We’re happy to announce that Dynatrace now supports the monitoring of .NET Core (CoreCLR) applications that run on Windows. For .NET Core applications, Dynatrace now provides web and database response times, CPU usage, failure analysis, and GC metrics. Dynatrace can monitor standalone .NET Core apps, ASP.NET Core apps (behind IIS or otherwise), and integrates with Azure App Service (PaaS). All this is available with a single installation of OneAgent, zero code changes, and zero configuration.
Enable .NET Core monitoring
Here are the high-level steps you need to get started.
- If you haven’t done so already, create a Dynatrace account.
- Download and install OneAgent for Windows.
- Within the Dynatrace UI, go to Settings > Deploy Dynatrace and click the Windows button to get started.
- Enable monitoring of .NET Core beta for your host.
- Go to Settings > Monitoring > Monitoring Overview and click the Edit button for your host.
- Switch the “.NET Core” slider to the On position.
- Enable monitoring for your .NET Core process.
- Go to your .NET Core process page (For example, go to Hosts > MyHost > All processes > MyApp.dll) and click the Edit button.
- Restart your .NET Core application.
Dynatrace OneAgent will immediately inject itself into the .NET Core process and begin capturing monitoring data.
Dynatrace provides out-of-the-box support for ASP.NET Core (versions 1.0 and 1.1). For each web request, you get response times, CPU usage, and locking times. Dynatrace also detects each failed request and provides an exception stacktrace that shows you the root cause of the failure. Dynatrace monitors every single transaction, so you won’t miss any errors.
OneAgent monitors all ADO.NET-based database interactions, including Entity Framework Core. You’ll see execution times of every single SQL statement.
CPU method hotspots
Dynatrace monitors the CPU usage of threads as they process each transaction. Additionally, OneAgent monitors background activity threads (i.e, CPU time that’s spent on threads that handle background tasks).
Dynatrace delivers the following GC metrics out-of-the-box:
- % Time in GC
- Gen 0/1/2 Heap Size
- Gen 0/1/2 Collection Count
- LOH Size
These metrics are named based on the .NET Memory Performance Counter metrics that are available with full CLR. However, since performance counters aren’t available in .NET Core, we’ve employed Event Tracing for Windows (ETW) to gather this information.
If you’re not running a web application, but rather a standalone executable (GUI application, batch process, etc), you can specify any method in your code to act as the executable’s entrypoint. To do this, go to Settings > Server-side service monitoring > Custom services, click the Create custom service button, and set up the method as a custom service.
While this is independent of our .NET Core support, as soon as you install OneAgent you’ll gain visibility into your host’s CPU usage, memory usage, network usage (split by processes), and much more.
Real user monitoring
When will .NET Core support be available?
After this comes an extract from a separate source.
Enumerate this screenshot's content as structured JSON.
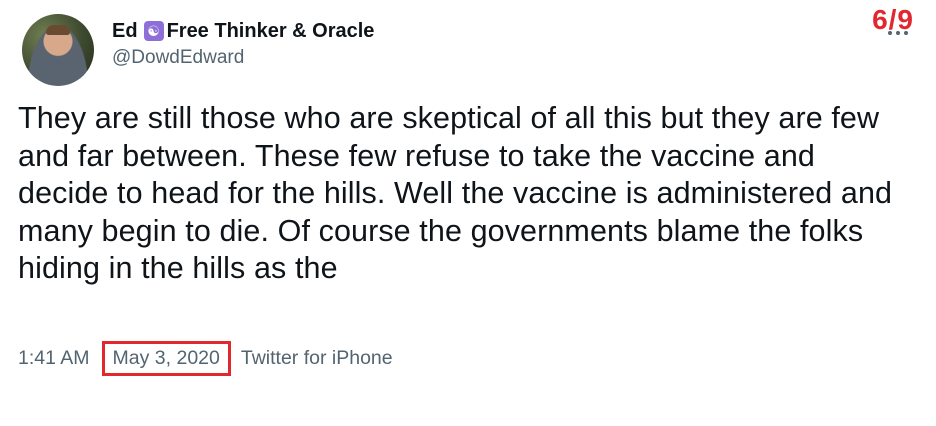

If you’re a Dynatrace SaaS customer, update your OneAgent to version 117 and you’re ready to go. If you’re a Dynatrace Managed customer, .NET Core support will be available to you with the next release (Late April 2017).
What about Linux?
Linux support is on the way, but we cannot give an ETA.
Which .NET Core versions do you support?
Currently 1.0 and 1.1.
What does beta mean?
While we always strive for the highest quality, and while .NET Core monitoring has been thoroughly tested, it needs more battle testing before it is worthy of a GA label. We don’t recommend that you use it in production just yet.
ASP.NET Core + .NET Framework 4.X is however fully supported and production ready.
Thank you, Microsoft for Open Source!
As you may know, Microsoft has open-sourced many elements of .NET Core, including CoreCLR and .NET Core Framework. This has been tremendously helpful to our team while working on Dynatrace .NET Core support. Being able to read CLR code and step through it via a debugger has made our work much easier. Additionally, Microsoft was easy to get in touch with and supported us with many helpful conversations on GitHub. We were even able to give something back to Microsoft through a few of our contributions. So, thank you Microsoft for open sourcing .NET. Keep up the good work!